===== SOURCE MATERIAL =====
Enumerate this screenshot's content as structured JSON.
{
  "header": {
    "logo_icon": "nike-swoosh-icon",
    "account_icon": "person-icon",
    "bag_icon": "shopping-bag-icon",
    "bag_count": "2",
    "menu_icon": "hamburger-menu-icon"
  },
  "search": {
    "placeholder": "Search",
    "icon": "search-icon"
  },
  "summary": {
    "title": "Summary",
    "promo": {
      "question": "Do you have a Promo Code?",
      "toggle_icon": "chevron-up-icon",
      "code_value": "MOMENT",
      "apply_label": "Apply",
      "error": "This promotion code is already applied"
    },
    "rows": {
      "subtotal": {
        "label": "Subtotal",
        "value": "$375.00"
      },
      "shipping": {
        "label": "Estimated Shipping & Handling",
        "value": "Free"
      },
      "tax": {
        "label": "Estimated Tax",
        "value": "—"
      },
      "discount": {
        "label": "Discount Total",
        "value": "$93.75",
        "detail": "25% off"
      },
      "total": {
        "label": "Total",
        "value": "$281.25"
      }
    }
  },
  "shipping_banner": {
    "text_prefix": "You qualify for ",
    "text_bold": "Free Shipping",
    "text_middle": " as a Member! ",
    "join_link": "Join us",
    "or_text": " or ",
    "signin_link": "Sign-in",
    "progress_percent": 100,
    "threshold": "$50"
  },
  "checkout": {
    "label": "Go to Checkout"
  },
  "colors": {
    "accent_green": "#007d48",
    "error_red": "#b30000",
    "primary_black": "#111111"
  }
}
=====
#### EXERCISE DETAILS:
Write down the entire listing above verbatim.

#### RESULT OF THE EXERCISE:
Enumerate this screenshot's content as structured JSON.
{
  "header": {
    "logo_icon": "nike-swoosh-icon",
    "account_icon": "person-icon",
    "bag_icon": "shopping-bag-icon",
    "bag_count": "2",
    "menu_icon": "hamburger-menu-icon"
  },
  "search": {
    "placeholder": "Search",
    "icon": "search-icon"
  },
  "summary": {
    "title": "Summary",
    "promo": {
      "question": "Do you have a Promo Code?",
      "toggle_icon": "chevron-up-icon",
      "code_value": "MOMENT",
      "apply_label": "Apply",
      "error": "This promotion code is already applied"
    },
    "rows": {
      "subtotal": {
        "label": "Subtotal",
        "value": "$375.00"
      },
      "shipping": {
        "label": "Estimated Shipping & Handling",
        "value": "Free"
      },
      "tax": {
        "label": "Estimated Tax",
        "value": "—"
      },
      "discount": {
        "label": "Discount Total",
        "value": "$93.75",
        "detail": "25% off"
      },
      "total": {
        "label": "Total",
        "value": "$281.25"
      }
    }
  },
  "shipping_banner": {
    "text_prefix": "You qualify for ",
    "text_bold": "Free Shipping",
    "text_middle": " as a Member! ",
    "join_link": "Join us",
    "or_text": " or ",
    "signin_link": "Sign-in",
    "progress_percent": 100,
    "threshold": "$50"
  },
  "checkout": {
    "label": "Go to Checkout"
  },
  "colors": {
    "accent_green": "#007d48",
    "error_red": "#b30000",
    "primary_black": "#111111"
  }
}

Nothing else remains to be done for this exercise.